The source resistance of a purely resistive device can be experimentally determined by increasingly loading the device until the voltage across the load (AC or DC) is one half of the open circuit voltage. At this point, the load resistance and internal resistance are equal.

It can more accurately be described by keeping track of the voltage vs current curves for various loads, and calculating the resistance from Ohm's law. (The internal resistance may not be the same for different types of loading or at different frequencies, especially in devices like chemical batteries.)

The generalized source impedance for a reactive (inductive or capacitive) source device is more complicated to determine, and is usually measured with specialized instruments, rather than taking many measurements by hand.

The real output impedance (Z_{S}) of a power amplifier is usually less than 0.1 Ω, but this is rarely specified. Instead it is "hidden" within the damping factor parameter, which is:

Solving for *Z*_{S},

gives the small source impedance (output impedance) of the power amplifier. This can be calculated from the *Z*_{L} of the loudspeaker (typically 2, 4, or 8 ohms) and the given value of the damping factor.

Generally in audio and hifi, the input impedance of components is several times (technically, more than 10) the output impedance of the device connected to them. This is called impedance bridging or voltage bridging.

In this case, *Z*_{L}>> *Z*_{S}, (in practice:) *DF* > 10

In video, RF, and other systems, impedances of inputs and outputs are the same. This is called impedance matching or a matched connection.

In this case, *Z*_{S} = *Z*_{L}, *DF* = 1/1 = 1 .

The actual output impedance for most devices is not the same as the rated output impedance. A power amplifier may have a rated impedance of 8 ohms, but the actual output impedance will vary depending on circuit conditions. The rated output impedance is the impedance into which the amplifier can deliver its maximum amount of power without failing.

Internal resistance is a concept that helps model the electrical consequences of the complex chemical reactions inside a battery. It is impossible to directly measure the internal resistance of a battery, but it can be calculated from current and voltage data measured from a circuit. When a load is applied to a battery, the internal resistance can be calculated from the following equations:

where

- is the internal resistance of the battery
- is the battery voltage without a load
- is the battery voltage with a load
- is the total resistance of the circuit
- is the total current supplied by the battery

Internal resistance varies with the age of a battery, but for most commercial batteries the internal resistance is on the order of 1 ohm.

When there is a current through a cell, the measured e.m.f. is lower than when there is no current delivered by the cell. The reason for this is that part of the available energy of the cell is used up to drive charges through the cell. This energy is wasted by the so-called "internal resistance" of that cell. This wasted energy shows up as lost voltage.
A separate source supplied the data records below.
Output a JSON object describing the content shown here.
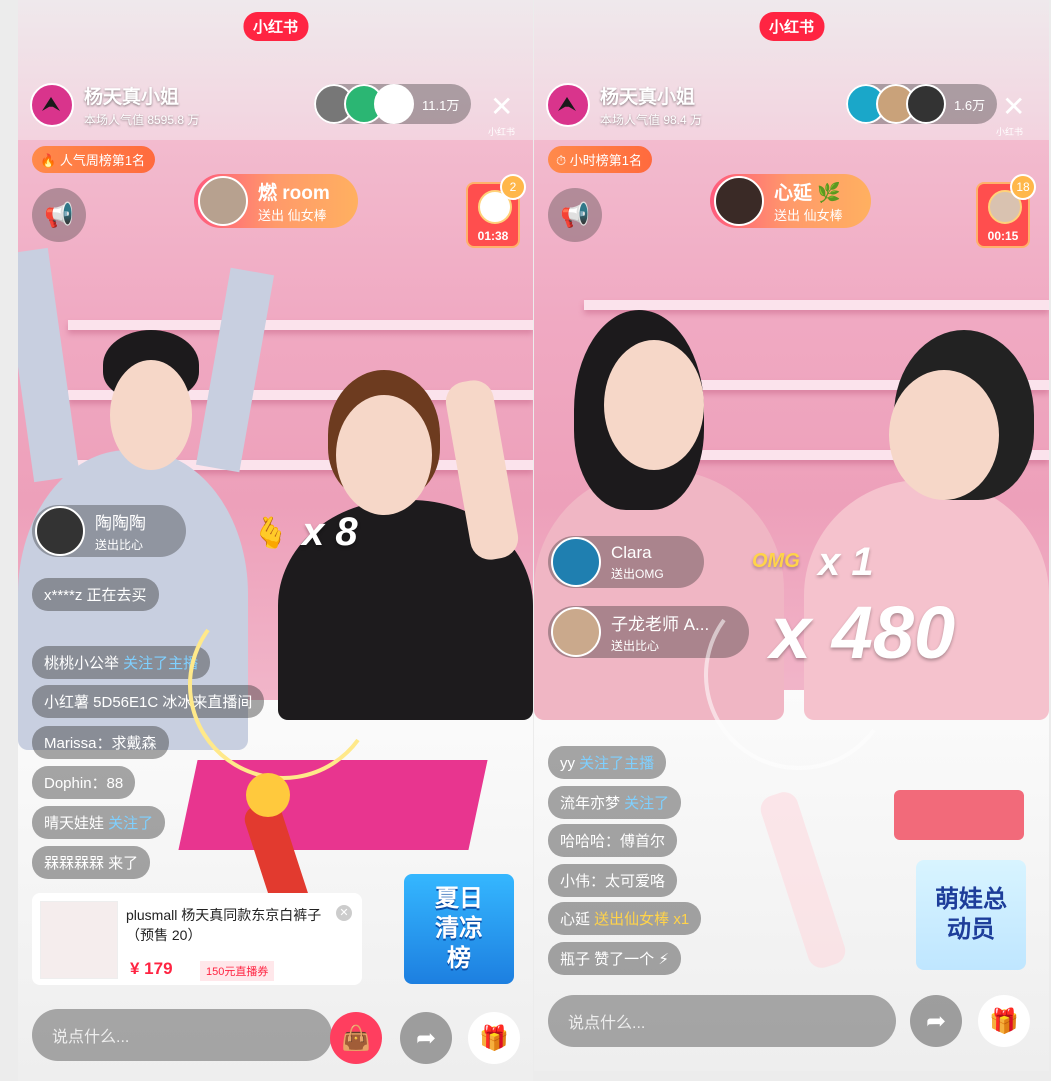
{
  "app_logo": "小红书",
  "left": {
    "host_name": "杨天真小姐",
    "host_popularity": "本场人气值 8595.8 万",
    "viewer_count": "11.1万",
    "close_sub": "小红书",
    "rank_badge": "人气周榜第1名",
    "gift_sender": "燃 room",
    "gift_text": "送出 仙女棒",
    "red_packet_timer": "01:38",
    "red_packet_badge": "2",
    "combo": "x 8",
    "entry_name": "陶陶陶",
    "entry_sub": "送出比心",
    "comments": [
      {
        "user": "x****z",
        "text": " 正在去买"
      },
      {
        "user": "桃桃小公举",
        "text": " 关注了主播"
      },
      {
        "user": "小红薯 5D56E1C",
        "text": " 冰冰来直播间"
      },
      {
        "user": "Marissa：",
        "text": "求戴森"
      },
      {
        "user": "Dophin",
        "text": "：88"
      },
      {
        "user": "晴天娃娃",
        "text": " 关注了"
      },
      {
        "user": "",
        "text": "槑槑槑槑 来了"
      }
    ],
    "product": {
      "title": "plusmall 杨天真同款东京白裤子（预售 20）",
      "price": "¥ 179",
      "coupon": "150元直播券"
    },
    "promo": "夏日清凉榜",
    "input_placeholder": "说点什么..."
  },
  "right": {
    "host_name": "杨天真小姐",
    "host_popularity": "本场人气值 98.4 万",
    "viewer_count": "1.6万",
    "close_sub": "小红书",
    "rank_badge": "小时榜第1名",
    "gift_sender": "心延",
    "gift_text": "送出 仙女棒",
    "red_packet_timer": "00:15",
    "red_packet_badge": "18",
    "entry1_name": "Clara",
    "entry1_sub": "送出OMG",
    "entry2_name": "子龙老师 A...",
    "entry2_sub": "送出比心",
    "combo_small": "x 1",
    "combo_big": "x 480",
    "omg_label": "OMG",
    "comments": [
      {
        "user": "yy",
        "text": " 关注了主播"
      },
      {
        "user": "流年亦梦",
        "text": " 关注了"
      },
      {
        "user": "哈哈哈：",
        "text": "傅首尔"
      },
      {
        "user": "小伟：",
        "text": "太可爱咯"
      },
      {
        "user": "心延",
        "text": " 送出仙女棒 x1"
      },
      {
        "user": "瓶子 ",
        "text": "赞了一个"
      }
    ],
    "promo": "萌娃总动员",
    "input_placeholder": "说点什么..."
  },
  "colors": {
    "brand": "#ff2442",
    "wall": "#f0a9c2",
    "rank": "#ff7a45"
  }
}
Internal resistance is .

- Tocci, Ronald J. (1975). "11".
*Fundamentals of Electronic Devices*(2nd ed.). Merrill. pp. 243–246. ISBN 978-0-675-08771-1. Retrieved 27 October 2011.

- Calculation of the Damping Factor and the Damping of Impedance Bridging